BILLY FURY: BILLY FURY (1960)
1) Maybe Tomorrow; 2) Gonna Type A Letter; 3) Margo; 4) Don't Knock Upon My Door; 5) Time Has Come; 6) Collette; 7) Baby How I Cried; 8) Angel Face; 9) Last Kiss; 10) Wondrous Place.
Billy's second LP seems to have been mainly a «recent singles scoop-up», which is why, unlike most of his early 1960s records, it never got a CD release, and I had to do a little reconstruction from a variety of sources (including some extremely poor quality recordings). It is relatively important, though, since it contains both the A- and B-sides to his first two singles from 1959, the stuff that made him a star in the first place.
Interestingly, both of the A-sides are sweet ballads, with the rocking material relegated to the B-sides: apparently, British marketeers were not willing to take chances and counted on Billy's potential lady fans to be a more stable source of income than the masculine, rowdy rock'n'roll riff-raff rabble. The ballads are syrupy enough, but not hopeless: ʽMaybe Tomorrowʼ is an attempt to write something in the Everleys' style, with a vocal part that finds a good balance between pathos and humility (it also helps that no strings are involved), and the somewhat denser ʽMargoʼ, replete with echoey female backups and woodwind flourishes, is more in the Roy Orbison vein (it also features the wonderful lyrical line "Oh please be mine / Most of the time" — I'm sure the author never noticed the ambiguity, but I wonder what the BBC radio services must have thought of it). Anyway, could have been worse.
Of the rockers, ʽDon't Knock Upon My Doorʼ is the more important one — one of Billy's fastest and raunchiest tunes, a straightforward Elvis homage in the spirit of ʽHard Headed Womanʼ, but a little less «dangerous»-sounding due to all the have-a-good-time cheerleader harmonies (you'll be getting those sexy visions of early 1960's girls in tights in a jiffy) and the lack of any sharp lead guitar work (even the solo is handed over to the bass edge of the piano). Still, it's as fun as any second-tier rockabilly number, and so is ʽGonna Type A Letterʼ, although the latter is, unfortunately, marred by a rather inept brass backing (whatever these wind blowers were doing in the studio on that day, they surely weren't prepared for a rock'n'roll number).
Most of the other tracks are ballads, ballads, ballads, ranging from the easily tolerable (the bluesy waltz ʽBaby How I Criedʼ) to the questionable (ʽColletteʼ, way too hard trying to become the Everleys here, even double-tracking the vocals so as to sound like Phil and Don at the same time) to the awful (an overtly-sickeningly sweet attitude on ʽAngel Faceʼ, sadly, presaging many of the disappointments to come). But the album does get a modestly-excellent conclusion with ʽWondrous Placeʼ, a moody Latin/Western hybrid with a melancholic flair that Billy pulls off real well, even if, once again, it is just one of several of Elvis' incarnations that he is modelling here.
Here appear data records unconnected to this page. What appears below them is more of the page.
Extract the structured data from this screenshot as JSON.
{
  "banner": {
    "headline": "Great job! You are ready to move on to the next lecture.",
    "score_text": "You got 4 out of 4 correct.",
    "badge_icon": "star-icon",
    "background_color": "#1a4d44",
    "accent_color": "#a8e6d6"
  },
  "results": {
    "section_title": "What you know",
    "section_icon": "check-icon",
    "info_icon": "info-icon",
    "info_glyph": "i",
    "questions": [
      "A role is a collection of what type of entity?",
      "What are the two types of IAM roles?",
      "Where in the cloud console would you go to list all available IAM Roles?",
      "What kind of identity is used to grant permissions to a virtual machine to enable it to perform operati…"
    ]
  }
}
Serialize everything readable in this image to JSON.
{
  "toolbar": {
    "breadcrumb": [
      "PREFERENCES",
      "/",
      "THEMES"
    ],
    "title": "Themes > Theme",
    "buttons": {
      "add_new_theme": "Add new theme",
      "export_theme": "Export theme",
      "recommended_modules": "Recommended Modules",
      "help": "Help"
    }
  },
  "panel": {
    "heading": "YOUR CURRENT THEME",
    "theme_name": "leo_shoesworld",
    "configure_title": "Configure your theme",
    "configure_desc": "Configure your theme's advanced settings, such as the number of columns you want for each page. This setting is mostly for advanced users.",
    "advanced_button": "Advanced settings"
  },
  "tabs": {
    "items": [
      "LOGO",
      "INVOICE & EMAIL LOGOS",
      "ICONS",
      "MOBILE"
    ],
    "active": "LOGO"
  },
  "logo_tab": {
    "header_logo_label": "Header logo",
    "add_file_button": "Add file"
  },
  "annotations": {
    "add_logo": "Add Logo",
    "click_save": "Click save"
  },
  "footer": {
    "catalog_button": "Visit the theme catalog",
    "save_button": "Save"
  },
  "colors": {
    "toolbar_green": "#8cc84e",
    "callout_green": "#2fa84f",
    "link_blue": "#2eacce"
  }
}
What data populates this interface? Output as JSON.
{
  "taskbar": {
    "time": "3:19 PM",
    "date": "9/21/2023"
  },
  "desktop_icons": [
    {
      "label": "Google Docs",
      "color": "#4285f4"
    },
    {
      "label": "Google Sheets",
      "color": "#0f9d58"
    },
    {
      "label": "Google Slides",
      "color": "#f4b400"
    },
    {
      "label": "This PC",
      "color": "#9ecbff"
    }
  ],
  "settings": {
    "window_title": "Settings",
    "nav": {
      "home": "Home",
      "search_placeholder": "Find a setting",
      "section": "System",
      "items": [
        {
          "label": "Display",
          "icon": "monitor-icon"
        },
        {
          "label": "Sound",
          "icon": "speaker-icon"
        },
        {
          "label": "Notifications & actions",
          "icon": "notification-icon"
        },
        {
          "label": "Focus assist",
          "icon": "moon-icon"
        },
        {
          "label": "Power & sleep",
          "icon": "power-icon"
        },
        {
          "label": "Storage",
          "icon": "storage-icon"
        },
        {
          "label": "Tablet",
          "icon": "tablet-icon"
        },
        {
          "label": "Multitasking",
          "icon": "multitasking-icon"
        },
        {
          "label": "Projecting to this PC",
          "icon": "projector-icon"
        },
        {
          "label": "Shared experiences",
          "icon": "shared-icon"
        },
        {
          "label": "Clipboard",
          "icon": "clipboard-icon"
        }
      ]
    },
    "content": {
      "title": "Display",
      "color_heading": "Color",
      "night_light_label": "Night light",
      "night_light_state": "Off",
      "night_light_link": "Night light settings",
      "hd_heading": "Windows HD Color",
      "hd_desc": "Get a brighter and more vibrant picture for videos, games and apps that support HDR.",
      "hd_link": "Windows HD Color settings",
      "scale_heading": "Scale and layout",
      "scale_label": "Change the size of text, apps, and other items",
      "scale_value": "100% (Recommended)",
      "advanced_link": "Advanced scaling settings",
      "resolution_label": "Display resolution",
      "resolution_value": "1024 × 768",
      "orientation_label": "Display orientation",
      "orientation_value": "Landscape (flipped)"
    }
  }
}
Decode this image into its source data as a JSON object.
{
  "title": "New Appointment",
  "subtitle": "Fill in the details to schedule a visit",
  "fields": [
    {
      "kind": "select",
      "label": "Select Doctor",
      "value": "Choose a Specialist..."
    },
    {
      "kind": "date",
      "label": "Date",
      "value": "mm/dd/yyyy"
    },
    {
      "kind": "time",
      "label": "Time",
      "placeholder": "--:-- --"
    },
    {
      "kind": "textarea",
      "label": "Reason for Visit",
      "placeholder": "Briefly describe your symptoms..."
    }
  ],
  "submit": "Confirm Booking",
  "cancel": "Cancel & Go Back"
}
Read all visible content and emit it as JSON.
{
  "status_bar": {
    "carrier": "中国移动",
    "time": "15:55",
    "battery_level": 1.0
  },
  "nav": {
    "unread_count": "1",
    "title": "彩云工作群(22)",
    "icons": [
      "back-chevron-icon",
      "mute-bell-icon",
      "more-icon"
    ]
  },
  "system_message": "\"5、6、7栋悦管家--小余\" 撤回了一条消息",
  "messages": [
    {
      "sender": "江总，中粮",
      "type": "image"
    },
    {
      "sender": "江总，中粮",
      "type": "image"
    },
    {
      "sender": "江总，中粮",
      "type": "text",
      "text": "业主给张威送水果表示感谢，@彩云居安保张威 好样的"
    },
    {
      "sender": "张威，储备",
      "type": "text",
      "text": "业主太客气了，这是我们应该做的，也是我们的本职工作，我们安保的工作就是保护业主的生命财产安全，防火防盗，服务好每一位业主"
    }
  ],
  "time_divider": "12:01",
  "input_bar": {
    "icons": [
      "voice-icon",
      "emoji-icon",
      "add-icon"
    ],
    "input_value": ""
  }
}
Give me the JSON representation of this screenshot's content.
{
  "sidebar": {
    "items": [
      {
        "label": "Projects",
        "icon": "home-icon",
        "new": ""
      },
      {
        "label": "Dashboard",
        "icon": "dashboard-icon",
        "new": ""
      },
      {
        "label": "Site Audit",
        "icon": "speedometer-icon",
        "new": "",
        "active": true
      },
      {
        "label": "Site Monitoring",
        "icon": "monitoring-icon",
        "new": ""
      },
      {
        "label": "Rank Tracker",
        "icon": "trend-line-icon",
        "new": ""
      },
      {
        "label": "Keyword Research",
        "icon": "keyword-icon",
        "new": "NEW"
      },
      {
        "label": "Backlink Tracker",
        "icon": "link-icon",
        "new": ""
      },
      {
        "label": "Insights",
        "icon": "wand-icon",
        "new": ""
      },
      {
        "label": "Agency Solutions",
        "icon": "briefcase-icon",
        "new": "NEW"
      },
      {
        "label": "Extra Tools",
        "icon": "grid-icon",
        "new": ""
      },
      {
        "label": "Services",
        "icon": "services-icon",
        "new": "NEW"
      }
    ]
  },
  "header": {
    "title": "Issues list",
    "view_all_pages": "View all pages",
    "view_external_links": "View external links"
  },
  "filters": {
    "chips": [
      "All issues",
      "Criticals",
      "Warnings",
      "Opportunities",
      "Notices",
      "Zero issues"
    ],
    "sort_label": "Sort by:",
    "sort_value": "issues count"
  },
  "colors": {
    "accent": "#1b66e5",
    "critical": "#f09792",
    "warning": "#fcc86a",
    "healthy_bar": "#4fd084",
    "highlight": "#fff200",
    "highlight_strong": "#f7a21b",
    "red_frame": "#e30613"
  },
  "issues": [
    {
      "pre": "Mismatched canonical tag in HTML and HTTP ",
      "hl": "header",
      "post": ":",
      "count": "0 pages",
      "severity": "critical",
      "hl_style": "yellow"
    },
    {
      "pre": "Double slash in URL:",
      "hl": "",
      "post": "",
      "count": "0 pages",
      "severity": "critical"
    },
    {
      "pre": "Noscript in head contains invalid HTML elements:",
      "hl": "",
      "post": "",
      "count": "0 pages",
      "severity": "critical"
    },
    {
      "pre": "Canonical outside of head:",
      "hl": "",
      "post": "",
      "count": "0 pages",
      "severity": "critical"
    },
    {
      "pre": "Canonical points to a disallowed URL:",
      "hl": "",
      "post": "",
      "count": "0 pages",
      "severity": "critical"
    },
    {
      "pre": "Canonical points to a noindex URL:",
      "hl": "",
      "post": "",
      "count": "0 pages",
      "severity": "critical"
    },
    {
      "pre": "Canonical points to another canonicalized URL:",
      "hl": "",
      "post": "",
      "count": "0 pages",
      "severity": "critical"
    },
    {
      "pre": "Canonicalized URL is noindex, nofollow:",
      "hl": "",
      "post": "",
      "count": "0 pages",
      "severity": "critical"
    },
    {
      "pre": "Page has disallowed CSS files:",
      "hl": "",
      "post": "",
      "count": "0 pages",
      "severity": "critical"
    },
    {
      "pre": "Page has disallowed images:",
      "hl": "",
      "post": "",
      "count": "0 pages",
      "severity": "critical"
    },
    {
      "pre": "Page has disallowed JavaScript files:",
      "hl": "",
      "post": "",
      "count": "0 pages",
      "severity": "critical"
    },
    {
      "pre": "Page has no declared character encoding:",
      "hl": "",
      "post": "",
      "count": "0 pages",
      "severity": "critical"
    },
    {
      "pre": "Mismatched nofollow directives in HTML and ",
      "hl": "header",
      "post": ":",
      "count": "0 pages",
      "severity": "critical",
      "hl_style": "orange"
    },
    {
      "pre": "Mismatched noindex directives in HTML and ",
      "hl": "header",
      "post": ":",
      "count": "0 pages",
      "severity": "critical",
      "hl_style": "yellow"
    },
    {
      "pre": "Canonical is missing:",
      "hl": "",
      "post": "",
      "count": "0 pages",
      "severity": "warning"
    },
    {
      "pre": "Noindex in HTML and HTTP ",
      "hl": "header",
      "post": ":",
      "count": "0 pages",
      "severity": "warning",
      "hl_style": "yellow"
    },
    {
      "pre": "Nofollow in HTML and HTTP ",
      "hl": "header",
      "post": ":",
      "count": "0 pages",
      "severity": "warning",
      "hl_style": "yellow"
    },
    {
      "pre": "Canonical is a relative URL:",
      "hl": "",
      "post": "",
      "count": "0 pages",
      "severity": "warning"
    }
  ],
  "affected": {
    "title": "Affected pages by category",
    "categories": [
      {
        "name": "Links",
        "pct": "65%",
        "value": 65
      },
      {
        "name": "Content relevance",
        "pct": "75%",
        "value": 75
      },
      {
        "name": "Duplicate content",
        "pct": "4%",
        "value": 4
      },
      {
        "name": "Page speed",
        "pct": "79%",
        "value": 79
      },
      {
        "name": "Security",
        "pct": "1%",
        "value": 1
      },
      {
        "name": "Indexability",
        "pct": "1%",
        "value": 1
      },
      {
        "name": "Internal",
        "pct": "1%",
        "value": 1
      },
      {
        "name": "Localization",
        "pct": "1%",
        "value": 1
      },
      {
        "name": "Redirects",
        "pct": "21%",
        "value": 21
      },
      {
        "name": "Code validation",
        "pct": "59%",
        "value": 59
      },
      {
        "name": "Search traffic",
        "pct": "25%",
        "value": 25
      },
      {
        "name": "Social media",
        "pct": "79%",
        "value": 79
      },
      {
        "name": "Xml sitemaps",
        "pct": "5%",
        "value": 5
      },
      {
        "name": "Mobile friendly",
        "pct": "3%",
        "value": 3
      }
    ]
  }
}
Overall, the album does sound significantly different from The Sound Of Fury — more echo, more atmosphere, less rockabilly, more balladry — which is curious, considering that most of this stuff was recorded at approximately the same time. Recommending it is beyond my abilities (not to mention that this would require setting up an Ebay search), but putting it down due to cheesiness is not something I'd like to do, either: most of the ballads are well within the adequacy limits, and some even have original hooks. It is pathetic, though, just how few rockers they let him place on the LP, despite his obvious attraction to the bawdy side of the business.